Wednesday, October 16, 2019
Laila Lalami was born in Rabat and educated in Morocco, Great Britain, and the United States. She is the author of four novels, including The Moor’s Account, which won the American Book Award and was a finalist for the Pulitzer Prize in Fiction, and The Other Americans, which was a Los Angeles Times bestseller and a finalist for the National Book Award in Fiction. Her essays have appeared in The Nation, Harper’s, the Guardian, the Washington Post, and the New York Times Magazine. She is the recipient of fellowships from the British Council, the Fulbright Program, and the Guggenheim Foundation, and is currently a professor of creative writing at the University of California at Riverside. She lives in Los Angeles.
Monday, November 4, 2019
Mabel O. Wilson is the Nancy and George Rupp Professor at the GSAPP and a professor in the African American and African Diasporic Studies Department at Columbia University. She serves as the Associate Director at the Institute for Research in African American Studies and co-directs Global Africa Lab. She is a designer/historian on the architectural team for the Memorial to Enslaved African American Laborers at the University of Virginia. She is the author of Begin with the Past: Building the National Museum of African American History and Culture (2016) and Negro Building: Black Americans in the World of Fairs and Museums (University of California Press, 2012). She is currently developing the manuscript Building Race and Nation: How Slavery Influenced Antebellum American Civic Architecture and collaborating on a collection of essays on race and modern architecture. She is a founding member of Who Builds Your Architecture? (WBYA?)—an advocacy project to educate the architectural profession about the problems of globalization and labor.
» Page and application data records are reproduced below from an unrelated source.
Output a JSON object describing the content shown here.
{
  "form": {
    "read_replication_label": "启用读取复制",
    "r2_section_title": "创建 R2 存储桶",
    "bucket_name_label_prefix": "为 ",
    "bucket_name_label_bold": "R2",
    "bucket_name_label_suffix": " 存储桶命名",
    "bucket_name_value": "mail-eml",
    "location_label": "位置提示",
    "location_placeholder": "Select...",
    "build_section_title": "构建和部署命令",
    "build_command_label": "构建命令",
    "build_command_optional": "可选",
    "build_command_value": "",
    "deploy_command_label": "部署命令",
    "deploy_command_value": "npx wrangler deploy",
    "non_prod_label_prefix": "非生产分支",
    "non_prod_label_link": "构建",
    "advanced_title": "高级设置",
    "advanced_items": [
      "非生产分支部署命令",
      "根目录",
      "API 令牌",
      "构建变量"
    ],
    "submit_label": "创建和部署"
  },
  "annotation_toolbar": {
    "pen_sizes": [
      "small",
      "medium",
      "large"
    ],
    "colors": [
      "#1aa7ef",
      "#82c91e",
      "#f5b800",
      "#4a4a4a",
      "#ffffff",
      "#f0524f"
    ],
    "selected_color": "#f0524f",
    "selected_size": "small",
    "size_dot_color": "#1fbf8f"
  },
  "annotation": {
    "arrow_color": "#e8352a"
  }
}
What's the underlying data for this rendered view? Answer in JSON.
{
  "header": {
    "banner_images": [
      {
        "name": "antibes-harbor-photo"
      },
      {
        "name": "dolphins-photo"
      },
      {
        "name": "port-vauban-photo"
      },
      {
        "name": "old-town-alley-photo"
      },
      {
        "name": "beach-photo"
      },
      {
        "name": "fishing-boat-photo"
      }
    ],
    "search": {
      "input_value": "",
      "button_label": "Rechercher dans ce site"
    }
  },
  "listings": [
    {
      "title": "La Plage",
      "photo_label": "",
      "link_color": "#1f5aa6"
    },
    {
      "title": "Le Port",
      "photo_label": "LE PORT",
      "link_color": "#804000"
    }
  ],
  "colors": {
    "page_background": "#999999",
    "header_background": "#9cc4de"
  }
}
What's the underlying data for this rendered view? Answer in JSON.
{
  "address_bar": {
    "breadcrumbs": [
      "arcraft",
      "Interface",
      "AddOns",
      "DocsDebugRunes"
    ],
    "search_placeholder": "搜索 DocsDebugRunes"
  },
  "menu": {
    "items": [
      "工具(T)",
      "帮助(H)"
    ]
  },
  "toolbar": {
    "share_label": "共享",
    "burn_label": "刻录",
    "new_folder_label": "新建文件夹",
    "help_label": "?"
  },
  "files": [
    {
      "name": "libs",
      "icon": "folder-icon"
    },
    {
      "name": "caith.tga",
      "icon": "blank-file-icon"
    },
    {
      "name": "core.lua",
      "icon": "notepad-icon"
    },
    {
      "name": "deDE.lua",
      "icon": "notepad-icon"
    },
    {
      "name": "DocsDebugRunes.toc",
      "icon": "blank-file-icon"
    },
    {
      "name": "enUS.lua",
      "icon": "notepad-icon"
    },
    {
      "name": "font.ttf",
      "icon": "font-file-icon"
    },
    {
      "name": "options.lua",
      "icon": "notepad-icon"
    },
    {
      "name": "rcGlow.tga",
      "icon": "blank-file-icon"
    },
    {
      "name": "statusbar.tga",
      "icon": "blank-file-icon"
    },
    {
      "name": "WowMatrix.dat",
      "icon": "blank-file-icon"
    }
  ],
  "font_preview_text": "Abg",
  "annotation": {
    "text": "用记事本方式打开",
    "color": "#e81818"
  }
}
Monday, February 24, 2020
Jihan Gearon is Navajo and Black from the Navajo Nation. She is a graduate of Stanford University with a Bachelor of Science in Earth Systems and a focus in Energy Science and Technology. She serves on the boards of Sustainable Nations Development Project and Groundswell Fund, and on the advisory committee of Radical Imagination Family Fund. Her work over the past 15 years has made her a nationally recognized movement leader in environmental and climate justice, just transition, Indigenous Peoples rights, and Indigenous feminism. Jihan is a skilled and creative facilitator, popular educator, movement-builder, writer, and painter. She was named one of the “Grist 50! The 50 People You'll Be Talking About in 2016” and was recently awarded the NDN Changemaker Fellowship.
This lecture is sponsored by the Core Program and the Antoinette and Vince M. Dungan Lectureship on Energy and the Environment.